Every entry that follows needs to be repeated exactly.

[Web page and app entries]
= Beginning of Section =
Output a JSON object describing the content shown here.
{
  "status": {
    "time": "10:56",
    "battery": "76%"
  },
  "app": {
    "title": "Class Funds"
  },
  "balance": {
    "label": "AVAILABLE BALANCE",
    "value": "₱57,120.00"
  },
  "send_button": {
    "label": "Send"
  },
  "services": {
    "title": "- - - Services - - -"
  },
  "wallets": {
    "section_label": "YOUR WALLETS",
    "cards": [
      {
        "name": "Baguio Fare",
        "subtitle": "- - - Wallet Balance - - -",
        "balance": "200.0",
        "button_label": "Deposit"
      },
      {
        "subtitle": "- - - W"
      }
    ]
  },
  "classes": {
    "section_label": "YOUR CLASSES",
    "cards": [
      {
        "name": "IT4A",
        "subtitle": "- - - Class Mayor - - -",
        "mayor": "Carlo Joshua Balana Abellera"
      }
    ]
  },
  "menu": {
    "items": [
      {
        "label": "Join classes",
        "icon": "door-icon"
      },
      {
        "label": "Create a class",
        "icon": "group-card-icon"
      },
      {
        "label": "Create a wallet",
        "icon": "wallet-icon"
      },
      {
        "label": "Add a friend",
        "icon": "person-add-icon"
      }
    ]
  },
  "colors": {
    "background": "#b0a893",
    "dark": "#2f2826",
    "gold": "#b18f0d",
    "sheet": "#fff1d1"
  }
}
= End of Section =
Answer section:
Output a JSON object describing the content shown here.
{
  "status": {
    "time": "10:56",
    "battery": "76%"
  },
  "app": {
    "title": "Class Funds"
  },
  "balance": {
    "label": "AVAILABLE BALANCE",
    "value": "₱57,120.00"
  },
  "send_button": {
    "label": "Send"
  },
  "services": {
    "title": "- - - Services - - -"
  },
  "wallets": {
    "section_label": "YOUR WALLETS",
    "cards": [
      {
        "name": "Baguio Fare",
        "subtitle": "- - - Wallet Balance - - -",
        "balance": "200.0",
        "button_label": "Deposit"
      },
      {
        "subtitle": "- - - W"
      }
    ]
  },
  "classes": {
    "section_label": "YOUR CLASSES",
    "cards": [
      {
        "name": "IT4A",
        "subtitle": "- - - Class Mayor - - -",
        "mayor": "Carlo Joshua Balana Abellera"
      }
    ]
  },
  "menu": {
    "items": [
      {
        "label": "Join classes",
        "icon": "door-icon"
      },
      {
        "label": "Create a class",
        "icon": "group-card-icon"
      },
      {
        "label": "Create a wallet",
        "icon": "wallet-icon"
      },
      {
        "label": "Add a friend",
        "icon": "person-add-icon"
      }
    ]
  },
  "colors": {
    "background": "#b0a893",
    "dark": "#2f2826",
    "gold": "#b18f0d",
    "sheet": "#fff1d1"
  }
}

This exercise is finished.